Source: Bill Robinson, Richmond Register, August 30, 2016

As Eastern Kentucky University looks for cost savings in the wake of continued state funding cuts, it has asked for proposals from vendors that could take over its custodial and grounds-keeping operations. As directed by the board of regents, facilities services personnel were told Monday that a request for proposals from potential vendors will be advertised as early as next week, according to a statement released Tuesday on behalf of Barry Poynter, EKU Vice President for Business/Finance. … If it chooses to outsource custodial and grounds keeping services, EKU’s goal will be to have current staff hired by a third-party vendor that will offer “comparable benefit packages,” the statement added. It acknowledged the RFP would likely raise “questions and concerns” among university employees, which it did. Some contacted The Register and said they feared the briefing was an early warning that custodian and grounds employees could eventually lose their jobs or find themselves working for a third-party employer that offers less desirable benefits. EKU employees receive tuition waivers as well as health insurance and retirement contributions from the university. … RFP responses are expected by Oct. 10. They will be evaluated and presented to the regents for review at their October meeting, according to the statement. …

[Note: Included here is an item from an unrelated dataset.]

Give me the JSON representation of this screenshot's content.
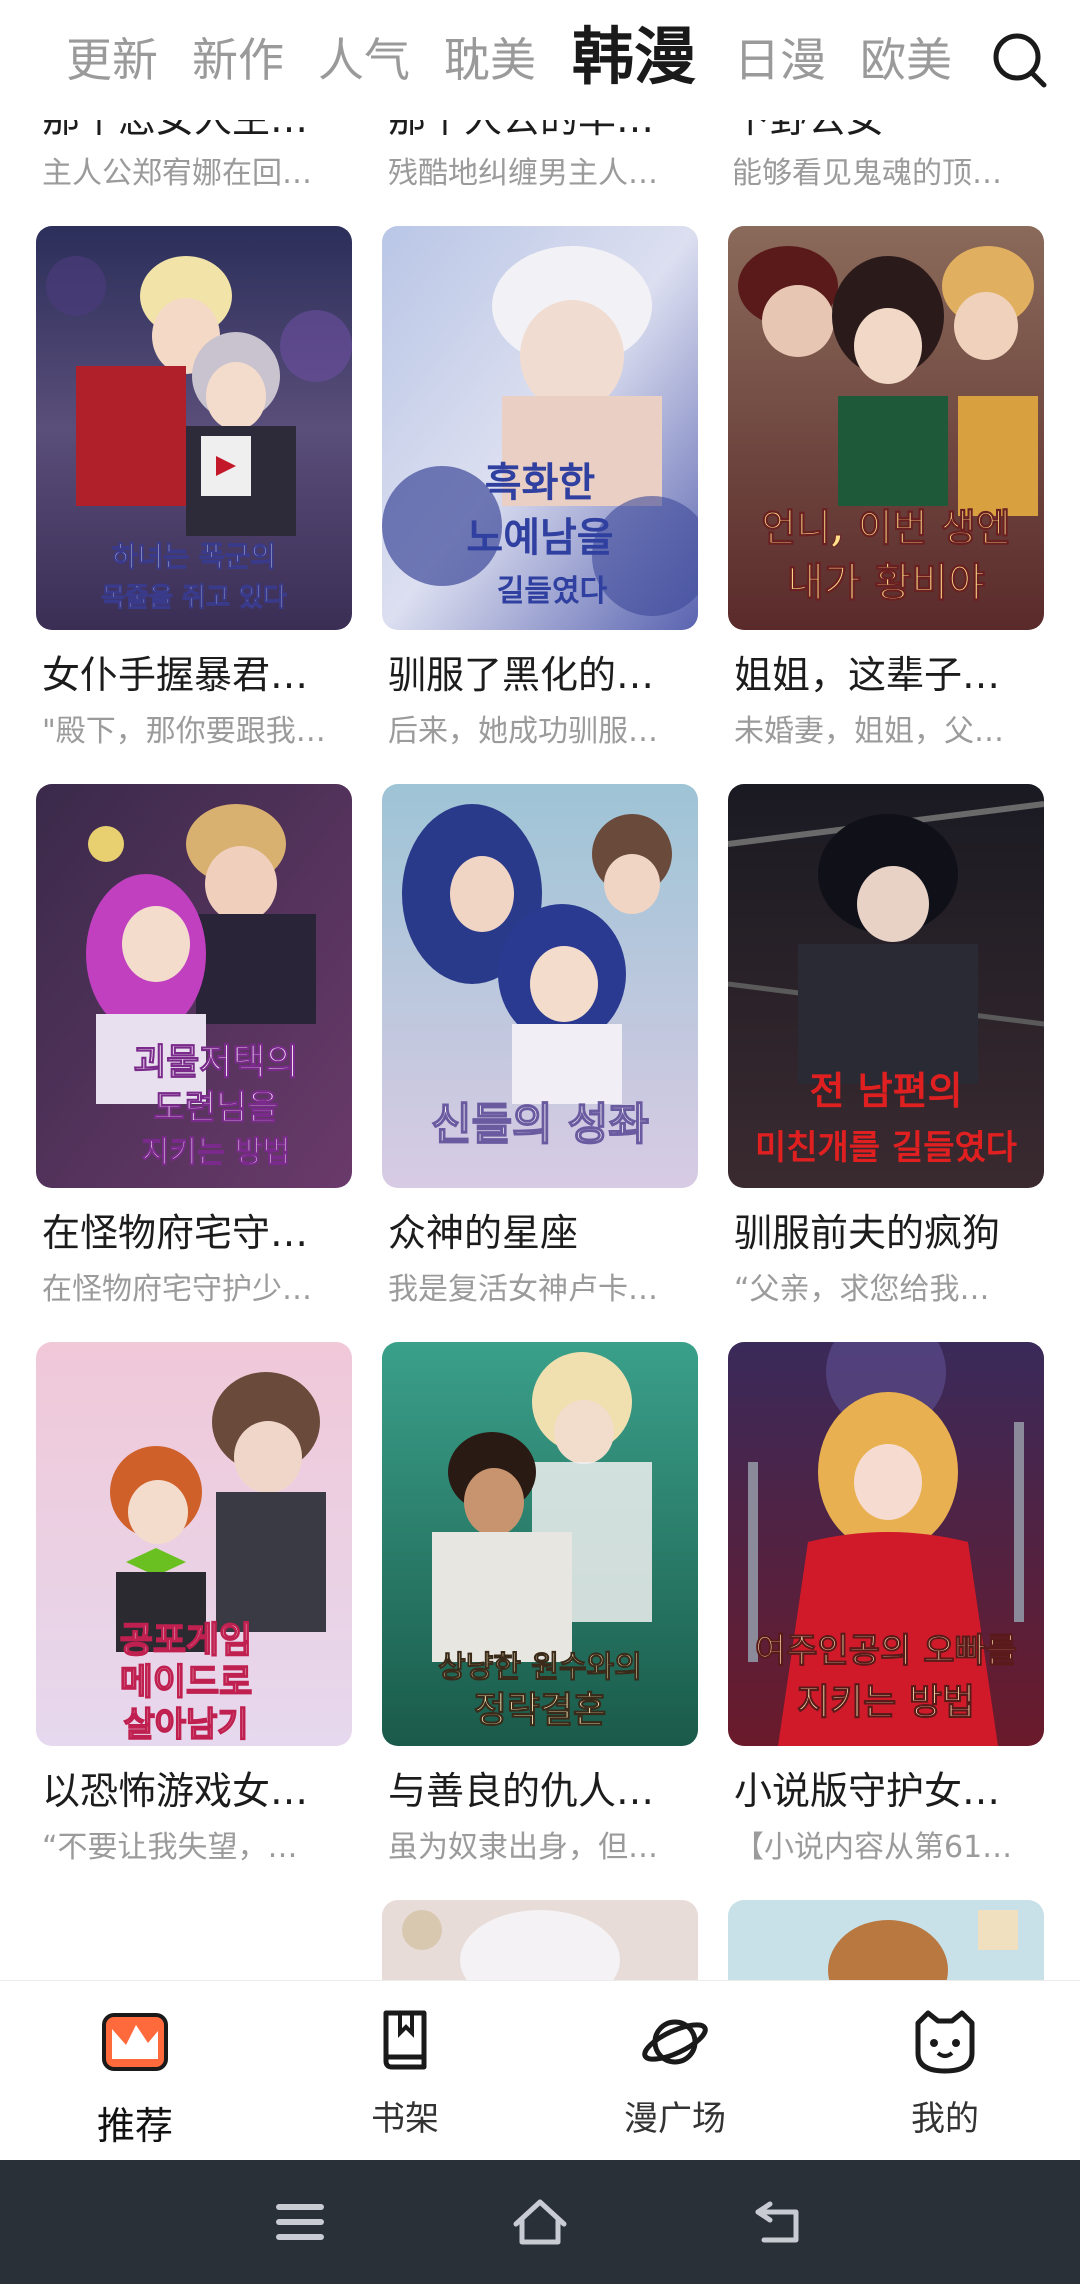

OSHA Cites Joliet Contractor for Allowing Workers in Unsafe Trench

Source: Scott Viau, Joliet Patch, September 6, 2016

A Joliet construction contractor cited six previous times by OSHA has received another citation after allowing employees to work in an unsafe trench. The U.S. Department of Labor’s Occupational Safety and Health Administration inspectors issued one willful and two serious safety citations to P.T. Ferro Construction Co. for putting workers at risk at a Lansing work site, according to a news release from OSHA. Workers were excavating utility lines 7 feet deep. … OSHA cited Ferro for allowing its employees to work in the trench without cave-in protection and a means to exit the trench quickly in a collapse. In addition, inspectors determined a competent person was aware of the hazardous conditions but still allowed the worker to enter the trench. … Established in 1964, P.T. Ferro is a Joliet-based construction contractor that has held contracts awarded by the Illinois Department of Transportation, county and local governments, and the private sector. Its current projects include multi-million contracts in Joliet, Lockport/Romeoville, Crest Hill, New Lenox and Shorewood. …